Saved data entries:
---

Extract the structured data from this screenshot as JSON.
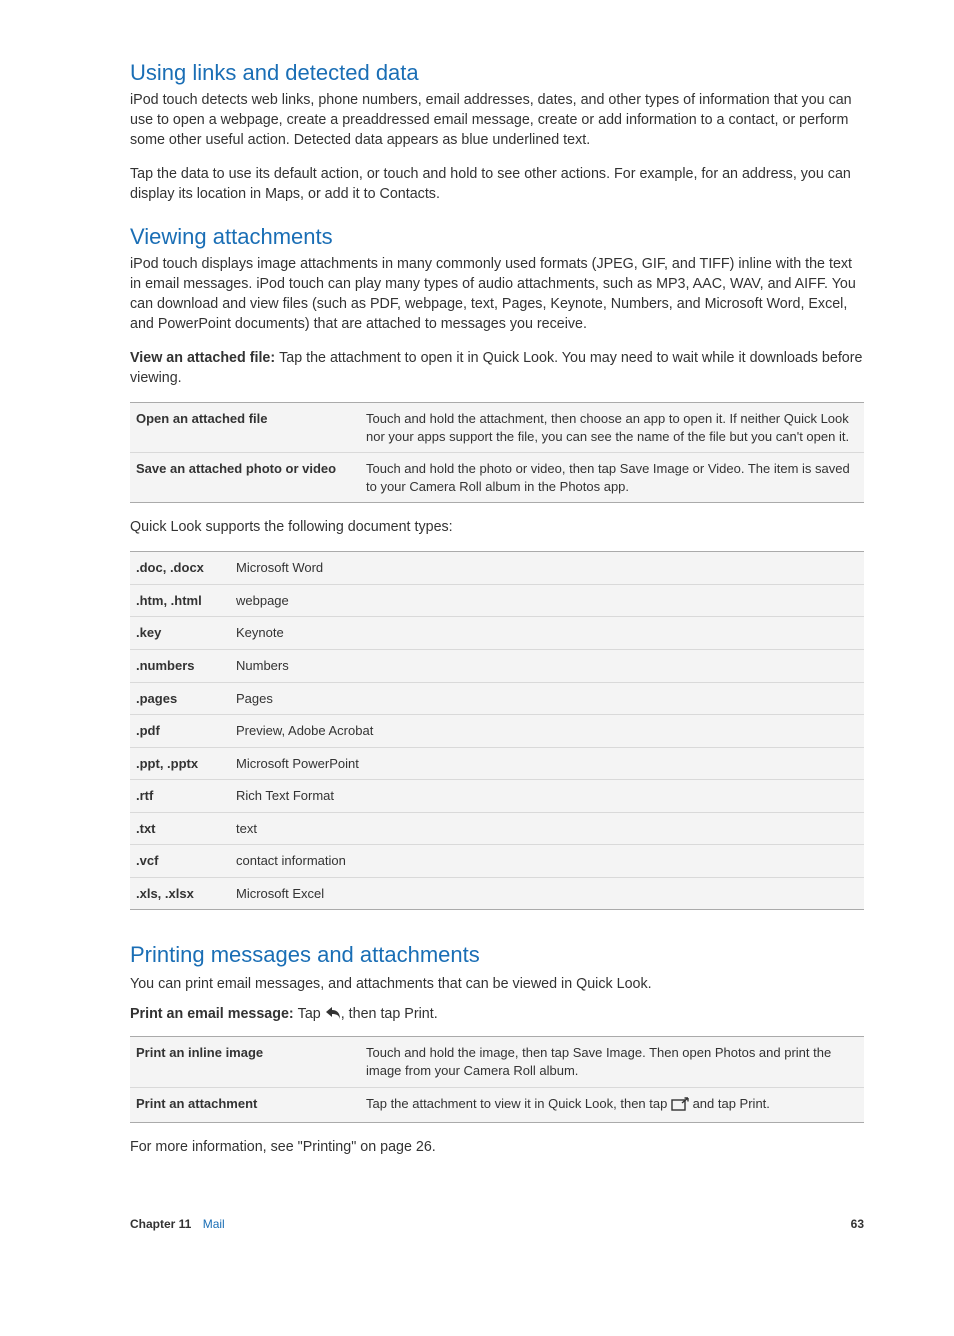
{
  "section1": {
    "heading": "Using links and detected data",
    "p1": "iPod touch detects web links, phone numbers, email addresses, dates, and other types of information that you can use to open a webpage, create a preaddressed email message, create or add information to a contact, or perform some other useful action. Detected data appears as blue underlined text.",
    "p2": "Tap the data to use its default action, or touch and hold to see other actions. For example, for an address, you can display its location in Maps, or add it to Contacts."
  },
  "section2": {
    "heading": "Viewing attachments",
    "p1": "iPod touch displays image attachments in many commonly used formats (JPEG, GIF, and TIFF) inline with the text in email messages. iPod touch can play many types of audio attachments, such as MP3, AAC, WAV, and AIFF. You can download and view files (such as PDF, webpage, text, Pages, Keynote, Numbers, and Microsoft Word, Excel, and PowerPoint documents) that are attached to messages you receive.",
    "view_label": "View an attached file:  ",
    "view_text": "Tap the attachment to open it in Quick Look. You may need to wait while it downloads before viewing.",
    "table": [
      {
        "label": "Open an attached file",
        "desc": "Touch and hold the attachment, then choose an app to open it. If neither Quick Look nor your apps support the file, you can see the name of the file but you can't open it."
      },
      {
        "label": "Save an attached photo or video",
        "desc": "Touch and hold the photo or video, then tap Save Image or Video. The item is saved to your Camera Roll album in the Photos app."
      }
    ],
    "quicklook_intro": "Quick Look supports the following document types:",
    "types": [
      {
        "ext": ".doc, .docx",
        "desc": "Microsoft Word"
      },
      {
        "ext": ".htm, .html",
        "desc": "webpage"
      },
      {
        "ext": ".key",
        "desc": "Keynote"
      },
      {
        "ext": ".numbers",
        "desc": "Numbers"
      },
      {
        "ext": ".pages",
        "desc": "Pages"
      },
      {
        "ext": ".pdf",
        "desc": "Preview, Adobe Acrobat"
      },
      {
        "ext": ".ppt, .pptx",
        "desc": "Microsoft PowerPoint"
      },
      {
        "ext": ".rtf",
        "desc": "Rich Text Format"
      },
      {
        "ext": ".txt",
        "desc": "text"
      },
      {
        "ext": ".vcf",
        "desc": "contact information"
      },
      {
        "ext": ".xls, .xlsx",
        "desc": "Microsoft Excel"
      }
    ]
  },
  "section3": {
    "heading": "Printing messages and attachments",
    "p1": "You can print email messages, and attachments that can be viewed in Quick Look.",
    "print_label": "Print an email message:  ",
    "print_text_before": "Tap ",
    "print_text_after": ", then tap Print.",
    "table": [
      {
        "label": "Print an inline image",
        "desc": "Touch and hold the image, then tap Save Image. Then open Photos and print the image from your Camera Roll album."
      },
      {
        "label": "Print an attachment",
        "desc_before": "Tap the attachment to view it in Quick Look, then tap ",
        "desc_after": " and tap Print."
      }
    ],
    "more_info": "For more information, see \"Printing\" on page 26."
  },
  "footer": {
    "chapter_label": "Chapter 11",
    "chapter_name": "Mail",
    "page": "63"
  }
}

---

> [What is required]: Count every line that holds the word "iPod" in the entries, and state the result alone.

> [Task answer]: 2